Count 3: Equal Protection

After all those preliminaries, we get into the fun stuff. Count 3 sets out an allegation of violation of due process. Plaintiff is going to get grief for the following:

    Sheriff Rodenberg alleges that Ohio Revised Code §2923.129(B)(2) violates both the United States Constitution and the Ohio Constitution’s right to equal protection under the law as the statute permits journalists to be treated differently from non-journalists with respect to the requesting and receiving records relative to the issuance, renewal, suspension or revocation of a license to carry a concealed handgun.

Problem is that Sheriff Rodenberg isn’t either a journalist nor a non-journalist trying to access the information. Therefore, he doesn’t suffer the equal protection injury he’s alleging. In legal parlance, he lacks standing.
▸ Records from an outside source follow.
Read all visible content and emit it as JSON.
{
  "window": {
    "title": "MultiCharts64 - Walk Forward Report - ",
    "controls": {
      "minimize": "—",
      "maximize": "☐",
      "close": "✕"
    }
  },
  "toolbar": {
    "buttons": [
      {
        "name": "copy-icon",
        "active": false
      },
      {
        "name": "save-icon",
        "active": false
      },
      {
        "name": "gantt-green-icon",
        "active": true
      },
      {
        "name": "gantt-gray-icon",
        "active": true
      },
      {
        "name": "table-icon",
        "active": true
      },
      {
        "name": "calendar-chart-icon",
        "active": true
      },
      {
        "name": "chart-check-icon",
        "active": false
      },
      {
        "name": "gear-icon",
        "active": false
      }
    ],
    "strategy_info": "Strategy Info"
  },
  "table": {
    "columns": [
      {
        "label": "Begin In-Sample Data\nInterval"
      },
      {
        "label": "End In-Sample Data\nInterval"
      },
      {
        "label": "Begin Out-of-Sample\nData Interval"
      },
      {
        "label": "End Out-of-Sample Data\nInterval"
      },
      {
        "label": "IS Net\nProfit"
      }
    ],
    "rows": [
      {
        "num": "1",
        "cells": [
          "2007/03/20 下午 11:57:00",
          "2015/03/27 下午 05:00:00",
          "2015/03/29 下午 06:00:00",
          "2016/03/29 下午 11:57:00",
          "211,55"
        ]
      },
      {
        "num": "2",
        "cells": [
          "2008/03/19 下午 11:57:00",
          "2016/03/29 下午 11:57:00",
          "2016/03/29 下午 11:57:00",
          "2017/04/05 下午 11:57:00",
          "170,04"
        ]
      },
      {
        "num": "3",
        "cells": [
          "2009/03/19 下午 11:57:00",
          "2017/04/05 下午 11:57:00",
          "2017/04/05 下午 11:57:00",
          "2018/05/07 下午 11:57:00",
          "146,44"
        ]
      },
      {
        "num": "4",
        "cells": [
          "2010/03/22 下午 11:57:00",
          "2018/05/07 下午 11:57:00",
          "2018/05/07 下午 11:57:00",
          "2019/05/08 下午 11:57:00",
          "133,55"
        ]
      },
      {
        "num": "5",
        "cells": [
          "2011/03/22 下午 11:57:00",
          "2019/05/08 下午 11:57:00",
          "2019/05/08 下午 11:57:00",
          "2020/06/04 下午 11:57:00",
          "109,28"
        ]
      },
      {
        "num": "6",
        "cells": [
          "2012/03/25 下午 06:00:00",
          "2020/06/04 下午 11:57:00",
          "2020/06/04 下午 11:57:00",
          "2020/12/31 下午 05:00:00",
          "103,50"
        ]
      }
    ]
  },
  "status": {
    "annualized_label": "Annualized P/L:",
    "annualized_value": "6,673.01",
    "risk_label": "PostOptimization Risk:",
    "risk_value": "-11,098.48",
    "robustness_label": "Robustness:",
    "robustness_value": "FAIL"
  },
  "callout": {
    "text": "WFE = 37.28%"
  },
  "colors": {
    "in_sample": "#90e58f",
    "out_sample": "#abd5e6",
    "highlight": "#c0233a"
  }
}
All of which is a shame because this is the part of the complaint that bloggers would find most appealing – rather than differentiate between Journalists and Non-Journalists, let anyone see the information. This is the essence of Bill Sloat’s argument.

I mention this because of the blog-friendliness of the claim. Unfortunately, as a legal claim by itself, it’s a non-starter. The state needs only have a rational basis for this kind of classification which is not a suspect classification nor does it implicate a fundamental right. When a court always finds that the state has a rational basis. No, I mean always. If you are in rational basis land, you’re lost.

Count 4 – Violation of First Amendment.

He gets onto firmer ground here. The basic claim is that he is proscribed from speaking when the subject of his speech is concealed carry records.

Not only is this a decent claim, if he reworks his complaint, he can bring in the Equal Protection claim as well. The essence of an Equal Protection claim is that the state is treating different groups differently without a sufficient basis to do so. The differentiation Sheriff Rodenberg is going for here is people who disclose to journalists versus people who disclose to nonjournalists. Since this time we are dealing with freedom of speech – a fundamental right – you have an argument that the court should apply a stricter standard than rational basis.

Count 5 – Substantive Due Process

The essence of this claim is that the law if void for vagueness. The conservative judge is fond of saying that the Dormant Commerce Clause and the Substantive Due Process Clause have in common the fact that they don’t really exist. That should give you some idea of how difficult it is to make a Substantive Due Process claim understandable. It means that the law is bad and violates rights. In this case because it invites arbitrary

Assessment

So that’s the complaint. The court can go a couple of ways here. He can decide who’s a journalist and who not and declare that the rest of the counts are moot. Or he can decide the whole thing and say the law is good as is, deal with it.

Or the judge could invalidate part of the law. If the court is amenable to any of the plaintiff’s arguments, he could well void the confidentiality provision of the concealed carry law. So the concealed carry folks could end up catalyzing a legal dispute that ends in wiping out the entire confidentiality provision rather than closing the loophole they despise. That would be a bit of amusing irony.

2 comments:

Bill Sloat said...

Pho --

Re: the equal protection claim. Is that not what a federal judge just hung on the mayor of Toledo when he excluded a radio station from his press conferences, but invited all other reporters? Finkeiner is under an injunction obtained by Clear Channel earlier this year. I have not seen the pleadings, but recall the judgement though not in any detail. And as you know, a rational basis test must be based on something rational. Was the legislature's action creating an "official" (my word) class of journalists rational?

Pho said...

I have somehow managed to miss the Toledo case -- and I know that's my bad because Carty Finkbeiner is the best show in town.

My guess is that the radio station argued that its exclusion was an infringement on freedom of the press. Freedom of the press is a fundamental right, so classifications that impinge on that freedom are subject to strict scrutiny.

Rational basis is a legal term of art. It doesn't mean what you and I mean by rational. It just means you gotta have a reason, even if it's one you've basically made up.